Recently published computer simulation of what happens to a planar condensate of highly magnetic ultracold atoms that have been bathed in laser beams designed to enhance the interactions among the atoms.  The arrows depict the average magnetic spin orientation at that place in the condensate.  In this particular spin texture, a collection of atoms with spins pointing down (blue arrows) circulate around a sample of spin-up atoms (red arrows). Note the circulation, but in this case, the core is filled. Credit: Brandon Anderson

Vortices pop-up in the weather, sink drains, and even astrophysics; they are also a feature of quantum superfluids, such as an ultracold atomic gas. Quantum physics dictates that the circulation in these systems obeys certain quantization criteria. When a superfluid is disturbed vortices will form in order to satisfy this circulation constraint. Vortices look like mini-tornados, having an essentially empty core or “eye” with the surrounding atoms circulating.

Stirring up a superfluid is one way to induce vortices. Changing the interactions of the system can also do this—for instance introducing spin-orbit coupling.  Vortices even nucleate as a thermal gas undergoes a phase transition into a Bose-Einstein condensate. Another cool aspect: in seeking out the lowest energy configuration, the vortices will arrange into a lattice (see image below, data taken and image created by W. Ketterle group @ MIT)

Read more to learn more about coreless vortices—a quantum storm without the ‘eye.’

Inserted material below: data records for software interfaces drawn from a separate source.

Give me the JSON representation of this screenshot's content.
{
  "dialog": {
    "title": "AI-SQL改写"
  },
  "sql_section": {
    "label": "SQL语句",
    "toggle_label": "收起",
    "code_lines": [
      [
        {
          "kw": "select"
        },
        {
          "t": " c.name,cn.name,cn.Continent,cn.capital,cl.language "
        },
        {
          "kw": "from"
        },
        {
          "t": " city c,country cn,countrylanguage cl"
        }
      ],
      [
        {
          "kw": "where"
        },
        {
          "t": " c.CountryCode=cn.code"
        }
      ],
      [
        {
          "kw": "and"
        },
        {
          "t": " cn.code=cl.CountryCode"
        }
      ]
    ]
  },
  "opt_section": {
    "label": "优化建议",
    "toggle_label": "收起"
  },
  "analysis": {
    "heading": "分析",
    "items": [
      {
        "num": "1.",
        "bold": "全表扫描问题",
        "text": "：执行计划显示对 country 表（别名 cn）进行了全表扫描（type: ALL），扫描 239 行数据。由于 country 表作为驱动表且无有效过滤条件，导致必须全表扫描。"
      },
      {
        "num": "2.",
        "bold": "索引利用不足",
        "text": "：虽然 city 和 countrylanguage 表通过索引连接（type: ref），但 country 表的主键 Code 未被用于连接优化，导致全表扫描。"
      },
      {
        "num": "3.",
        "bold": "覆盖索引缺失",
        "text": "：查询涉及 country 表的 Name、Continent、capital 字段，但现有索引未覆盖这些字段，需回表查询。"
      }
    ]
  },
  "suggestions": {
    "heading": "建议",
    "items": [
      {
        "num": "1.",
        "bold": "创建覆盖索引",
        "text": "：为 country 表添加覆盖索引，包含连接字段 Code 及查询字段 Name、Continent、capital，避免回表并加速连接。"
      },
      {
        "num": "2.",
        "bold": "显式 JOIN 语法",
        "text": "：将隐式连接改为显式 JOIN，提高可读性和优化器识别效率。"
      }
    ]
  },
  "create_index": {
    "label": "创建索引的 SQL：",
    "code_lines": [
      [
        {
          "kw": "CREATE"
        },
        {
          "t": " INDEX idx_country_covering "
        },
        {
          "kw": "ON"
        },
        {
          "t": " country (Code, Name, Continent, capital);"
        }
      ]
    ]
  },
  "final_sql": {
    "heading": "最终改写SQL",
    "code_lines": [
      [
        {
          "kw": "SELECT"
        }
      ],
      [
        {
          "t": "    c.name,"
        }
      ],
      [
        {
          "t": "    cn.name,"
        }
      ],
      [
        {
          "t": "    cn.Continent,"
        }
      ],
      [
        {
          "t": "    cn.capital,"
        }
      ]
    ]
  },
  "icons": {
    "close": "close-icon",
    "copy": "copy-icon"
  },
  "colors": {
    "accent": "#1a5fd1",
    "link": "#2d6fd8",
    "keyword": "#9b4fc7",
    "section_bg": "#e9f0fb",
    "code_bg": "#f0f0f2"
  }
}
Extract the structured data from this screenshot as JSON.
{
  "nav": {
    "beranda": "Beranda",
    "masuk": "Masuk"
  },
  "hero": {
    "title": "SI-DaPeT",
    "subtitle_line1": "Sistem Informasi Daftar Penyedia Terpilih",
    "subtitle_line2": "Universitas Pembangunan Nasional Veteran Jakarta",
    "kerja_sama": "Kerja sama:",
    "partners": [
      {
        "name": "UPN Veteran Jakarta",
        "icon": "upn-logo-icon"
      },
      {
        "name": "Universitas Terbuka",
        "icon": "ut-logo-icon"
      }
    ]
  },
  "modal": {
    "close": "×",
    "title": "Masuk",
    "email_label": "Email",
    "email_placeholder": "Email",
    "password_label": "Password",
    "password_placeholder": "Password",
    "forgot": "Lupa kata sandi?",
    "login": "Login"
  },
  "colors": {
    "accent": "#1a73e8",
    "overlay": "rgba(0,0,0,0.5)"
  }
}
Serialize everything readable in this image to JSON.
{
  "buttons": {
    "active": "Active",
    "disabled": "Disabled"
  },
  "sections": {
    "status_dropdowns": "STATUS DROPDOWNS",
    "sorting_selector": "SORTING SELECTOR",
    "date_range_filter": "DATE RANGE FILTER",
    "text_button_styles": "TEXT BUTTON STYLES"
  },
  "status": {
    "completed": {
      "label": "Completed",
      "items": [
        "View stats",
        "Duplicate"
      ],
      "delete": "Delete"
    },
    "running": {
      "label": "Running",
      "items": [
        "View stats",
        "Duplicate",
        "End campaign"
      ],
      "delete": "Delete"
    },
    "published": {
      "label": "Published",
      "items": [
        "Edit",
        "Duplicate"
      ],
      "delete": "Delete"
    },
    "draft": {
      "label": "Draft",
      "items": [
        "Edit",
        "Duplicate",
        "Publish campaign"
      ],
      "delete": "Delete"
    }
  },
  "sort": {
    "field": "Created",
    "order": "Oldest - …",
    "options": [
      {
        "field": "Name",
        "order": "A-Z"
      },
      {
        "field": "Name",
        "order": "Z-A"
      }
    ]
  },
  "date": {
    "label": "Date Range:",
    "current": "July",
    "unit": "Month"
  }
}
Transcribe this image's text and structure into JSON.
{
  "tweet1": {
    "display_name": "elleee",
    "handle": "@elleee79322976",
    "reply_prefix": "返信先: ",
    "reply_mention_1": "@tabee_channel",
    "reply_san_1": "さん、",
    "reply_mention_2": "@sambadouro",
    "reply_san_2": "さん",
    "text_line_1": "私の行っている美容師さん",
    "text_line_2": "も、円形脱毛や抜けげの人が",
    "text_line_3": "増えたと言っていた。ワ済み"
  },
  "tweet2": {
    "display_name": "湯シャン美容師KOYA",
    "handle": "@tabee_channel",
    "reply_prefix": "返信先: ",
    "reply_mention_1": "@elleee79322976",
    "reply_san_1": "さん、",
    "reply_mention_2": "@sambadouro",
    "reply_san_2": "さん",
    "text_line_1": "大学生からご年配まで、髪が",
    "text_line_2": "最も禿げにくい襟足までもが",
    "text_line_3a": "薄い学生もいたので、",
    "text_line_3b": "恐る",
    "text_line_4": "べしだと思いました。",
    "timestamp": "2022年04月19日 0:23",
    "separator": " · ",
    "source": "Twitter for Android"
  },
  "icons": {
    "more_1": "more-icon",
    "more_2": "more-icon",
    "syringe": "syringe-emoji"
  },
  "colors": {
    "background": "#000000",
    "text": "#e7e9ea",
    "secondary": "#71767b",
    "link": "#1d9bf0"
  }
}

Recently JQI researchers used computer simulations to predict the behavior of magnetic atoms in a dipolar Bose Einstein condensate. When the atoms were subjected to additional laser beams the magnetic interactions among the atoms caused them to sort into striking spin texture patterns, including a “coreless vortex,” a condition in which one component of the atoms circulated around another component of atoms at rest in the middle (See image in above gallery).

Vortex lattice from MIT Ketterle group